◆ Exercise
Show every line of the records below that contains the word "Projects".

Segment Start: Task inputs

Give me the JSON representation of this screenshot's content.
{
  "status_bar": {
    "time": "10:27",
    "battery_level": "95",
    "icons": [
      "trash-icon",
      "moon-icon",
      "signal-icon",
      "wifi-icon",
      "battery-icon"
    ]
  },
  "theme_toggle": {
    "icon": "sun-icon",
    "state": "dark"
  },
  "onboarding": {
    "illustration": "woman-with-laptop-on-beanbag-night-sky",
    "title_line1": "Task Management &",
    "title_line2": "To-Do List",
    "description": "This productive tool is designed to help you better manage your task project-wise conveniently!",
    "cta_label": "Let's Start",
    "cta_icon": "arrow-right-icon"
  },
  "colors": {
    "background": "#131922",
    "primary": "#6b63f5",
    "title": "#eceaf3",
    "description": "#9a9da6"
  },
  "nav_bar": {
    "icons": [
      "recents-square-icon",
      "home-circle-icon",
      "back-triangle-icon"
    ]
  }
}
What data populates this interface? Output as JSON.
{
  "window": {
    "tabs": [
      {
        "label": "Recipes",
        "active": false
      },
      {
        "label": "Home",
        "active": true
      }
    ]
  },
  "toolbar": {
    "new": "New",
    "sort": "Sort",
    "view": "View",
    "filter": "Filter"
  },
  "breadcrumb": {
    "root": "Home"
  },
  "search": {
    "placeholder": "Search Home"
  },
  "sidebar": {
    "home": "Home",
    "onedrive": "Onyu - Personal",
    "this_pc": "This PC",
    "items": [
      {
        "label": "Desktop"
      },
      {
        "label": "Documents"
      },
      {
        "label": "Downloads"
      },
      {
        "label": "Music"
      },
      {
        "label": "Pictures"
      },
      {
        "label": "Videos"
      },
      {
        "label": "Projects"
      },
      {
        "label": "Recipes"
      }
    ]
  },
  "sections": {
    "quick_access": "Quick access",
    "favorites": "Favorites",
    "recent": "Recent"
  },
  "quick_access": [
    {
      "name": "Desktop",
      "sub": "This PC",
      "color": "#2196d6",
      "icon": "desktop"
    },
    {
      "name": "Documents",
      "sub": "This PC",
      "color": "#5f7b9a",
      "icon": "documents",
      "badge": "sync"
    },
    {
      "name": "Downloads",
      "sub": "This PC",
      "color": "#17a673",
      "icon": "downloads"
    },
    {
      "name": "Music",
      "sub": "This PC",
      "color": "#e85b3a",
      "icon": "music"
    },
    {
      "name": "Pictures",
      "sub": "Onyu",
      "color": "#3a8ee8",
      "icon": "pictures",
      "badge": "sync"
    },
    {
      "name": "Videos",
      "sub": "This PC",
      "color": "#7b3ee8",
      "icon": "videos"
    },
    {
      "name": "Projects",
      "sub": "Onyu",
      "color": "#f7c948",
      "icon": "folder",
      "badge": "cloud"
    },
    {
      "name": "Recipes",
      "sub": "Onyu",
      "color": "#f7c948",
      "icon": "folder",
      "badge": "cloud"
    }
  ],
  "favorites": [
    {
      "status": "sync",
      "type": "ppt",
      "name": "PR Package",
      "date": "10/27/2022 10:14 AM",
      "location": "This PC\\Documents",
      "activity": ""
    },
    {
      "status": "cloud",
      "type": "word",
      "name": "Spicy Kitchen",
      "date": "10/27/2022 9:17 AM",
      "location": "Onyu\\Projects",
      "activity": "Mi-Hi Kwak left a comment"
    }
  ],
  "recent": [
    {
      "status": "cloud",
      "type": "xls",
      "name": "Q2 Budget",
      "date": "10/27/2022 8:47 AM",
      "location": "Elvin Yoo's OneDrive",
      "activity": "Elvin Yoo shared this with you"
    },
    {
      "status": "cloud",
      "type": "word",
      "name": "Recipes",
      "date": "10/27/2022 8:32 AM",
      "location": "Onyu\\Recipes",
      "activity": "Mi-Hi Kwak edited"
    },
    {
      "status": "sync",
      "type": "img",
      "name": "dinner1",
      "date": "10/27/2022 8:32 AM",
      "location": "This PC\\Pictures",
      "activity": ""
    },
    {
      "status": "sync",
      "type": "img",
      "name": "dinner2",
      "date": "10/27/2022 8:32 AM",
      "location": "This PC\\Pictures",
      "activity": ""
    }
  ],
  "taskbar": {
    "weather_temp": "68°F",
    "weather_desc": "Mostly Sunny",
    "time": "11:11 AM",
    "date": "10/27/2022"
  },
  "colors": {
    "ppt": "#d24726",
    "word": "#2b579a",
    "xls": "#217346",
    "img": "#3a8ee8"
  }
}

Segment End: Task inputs

◆ Written response
        "label": "Projects"
      "name": "Projects",
      "location": "Onyu\\Projects",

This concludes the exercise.